The US central bank has approved another sharp rise in interest rates as it wrestles to rein in fast rising prices.
The Federal Reserve said it was raising its key interest rate by 0.75 percentage points, lifting it to its highest rate since early 2008.
The bank hopes pushing up borrowing costs will cool the economy and bring down price inflation. But critics are worried the moves could trigger a serious downturn. The latest increase takes the bank’s benchmark lending rate to 3.75% – 4%, a range that is the highest since January 2008.
Federal Reserve chairman Jerome Powell warned that rates were likely to move up again, saying that speculation that the bank might pause was “premature”.
“We still have some ways to go,” he said at a press conference following the announcement.
The US’s actions come as many other countries also raise rates in response to their own inflation problems, which have been fuelled by a mixture of factors, including higher energy prices as a result of the war in Ukraine.
In the UK, the Bank of England started raising rates last year but has so far opted for smaller hikes than the Fed. The Bank of England is expected to announce its own 0.75 percentage point hike on Thursday – the biggest such move since 1989.
The sharp rise in borrowing costs has already started to cool some parts of the economy, such as housing. But many analysts say more economic slowdown is necessary if inflation is to return to the 2% level considered healthy.
“There is always the hope of painless, immaculate disinflation,” said economist Willem Buiter, a former member of the Monetary Policy Committee of the Bank of England who is now an independent economic advisor. “Unfortunately there are very few historical episodes that fit that picture.”
“This is not going to be a pleasant year,” he added.

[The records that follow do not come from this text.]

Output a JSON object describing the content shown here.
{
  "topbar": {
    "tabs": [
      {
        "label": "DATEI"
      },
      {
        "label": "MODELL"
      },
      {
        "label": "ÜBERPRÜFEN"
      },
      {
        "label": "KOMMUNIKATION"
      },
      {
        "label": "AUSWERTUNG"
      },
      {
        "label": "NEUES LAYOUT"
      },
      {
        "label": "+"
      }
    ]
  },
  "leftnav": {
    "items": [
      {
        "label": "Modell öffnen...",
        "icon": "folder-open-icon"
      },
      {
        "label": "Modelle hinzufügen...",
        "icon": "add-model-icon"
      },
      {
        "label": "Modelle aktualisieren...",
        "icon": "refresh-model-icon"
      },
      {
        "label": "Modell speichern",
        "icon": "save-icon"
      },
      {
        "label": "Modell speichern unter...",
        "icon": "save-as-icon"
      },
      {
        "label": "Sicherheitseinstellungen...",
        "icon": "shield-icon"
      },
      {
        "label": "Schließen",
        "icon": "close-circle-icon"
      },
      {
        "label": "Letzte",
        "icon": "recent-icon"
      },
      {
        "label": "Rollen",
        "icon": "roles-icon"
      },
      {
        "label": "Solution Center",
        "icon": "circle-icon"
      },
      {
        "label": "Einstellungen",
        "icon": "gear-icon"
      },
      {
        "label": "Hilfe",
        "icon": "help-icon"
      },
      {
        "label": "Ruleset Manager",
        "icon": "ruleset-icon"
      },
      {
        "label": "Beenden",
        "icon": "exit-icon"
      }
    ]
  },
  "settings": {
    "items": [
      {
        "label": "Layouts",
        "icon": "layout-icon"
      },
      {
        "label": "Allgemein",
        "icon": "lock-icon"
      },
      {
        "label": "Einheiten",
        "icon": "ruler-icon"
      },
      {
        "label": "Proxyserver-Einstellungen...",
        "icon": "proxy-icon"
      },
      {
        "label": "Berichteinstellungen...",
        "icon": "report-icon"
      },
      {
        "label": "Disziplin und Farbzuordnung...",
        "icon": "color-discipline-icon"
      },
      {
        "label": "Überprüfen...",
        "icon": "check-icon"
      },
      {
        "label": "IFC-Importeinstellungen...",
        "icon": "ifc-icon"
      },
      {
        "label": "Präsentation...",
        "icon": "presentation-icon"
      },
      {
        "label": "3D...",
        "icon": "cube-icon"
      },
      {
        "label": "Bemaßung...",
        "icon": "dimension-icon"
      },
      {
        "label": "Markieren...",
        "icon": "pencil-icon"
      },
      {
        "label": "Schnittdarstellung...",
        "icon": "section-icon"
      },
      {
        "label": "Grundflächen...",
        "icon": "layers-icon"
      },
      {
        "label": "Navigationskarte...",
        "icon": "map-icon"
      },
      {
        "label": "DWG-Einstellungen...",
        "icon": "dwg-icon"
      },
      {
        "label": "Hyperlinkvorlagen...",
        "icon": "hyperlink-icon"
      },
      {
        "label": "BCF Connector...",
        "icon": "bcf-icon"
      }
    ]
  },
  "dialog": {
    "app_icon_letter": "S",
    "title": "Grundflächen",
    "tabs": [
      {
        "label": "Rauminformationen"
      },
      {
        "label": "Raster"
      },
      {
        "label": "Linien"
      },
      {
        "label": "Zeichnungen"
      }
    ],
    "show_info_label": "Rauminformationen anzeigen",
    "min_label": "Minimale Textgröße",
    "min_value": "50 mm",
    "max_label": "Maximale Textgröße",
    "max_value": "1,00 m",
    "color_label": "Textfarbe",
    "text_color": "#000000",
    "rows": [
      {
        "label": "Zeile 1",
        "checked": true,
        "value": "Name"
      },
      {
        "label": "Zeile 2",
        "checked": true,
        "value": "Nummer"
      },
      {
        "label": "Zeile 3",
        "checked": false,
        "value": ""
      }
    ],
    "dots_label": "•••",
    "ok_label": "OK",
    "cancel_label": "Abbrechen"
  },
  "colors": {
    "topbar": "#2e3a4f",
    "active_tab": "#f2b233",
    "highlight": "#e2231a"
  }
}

Inflation, the rate at which prices rise – hit 8.2% in the US last month. That is down from June when it rose to 9.1%, the highest rate since 1981. A decline in energy prices has helped ease the pressures, but the cost of groceries, medical bills and many other items is still rising.
That is adding hundreds of dollars to the monthly expenses of typical households as wages – while increasing – have not kept pace. Mr Powell said restoring price stability was key to maintaining a healthy economy and said that he saw few signs, as yet, that the price pressures were easing consistently.
While it remains unclear how high rates will ultimately need to go, Mr Powell said they look likely to end up higher than banking policymakers had previously expected. “We will stay the course until the job is done,” he said.
Already, the Fed’s actions have raised borrowing costs at the fastest pace in decades.
Such moves make it less likely that people will spend on big ticket items, such as homes, cars or expanding their businesses. That fall in demand is, in turn, expected to curb price increases. But there is growing concern among some analysts in the US about job losses – another expected outcome.
Liz Shuler, head of the AFL-CIO labour union, said on Wednesday that the Fed’s moves would be “direct and harmful on working people”, and that it was failing to address the root causes of the inflation problem. “Working people should not be the target of lowering inflation – it should be corporations that are earning record profits,” she said.
In a statement accompanying their decision, Fed policymakers said they were conscious that there would be a lag before the economy would feel the full impact of their policies, and pledged to factor that in to their decision making.
Stock markets initially jumped, interpreting that message as a sign that rate rises might slow – or even pause in coming months. But they swung lower again during the press conference, after Mr Powell appeared keen to counter those expectations.
The Dow Jones ended the day down 1.5%, while the S&P 500 sank 2.5% and the Nasdaq fell 3.3%.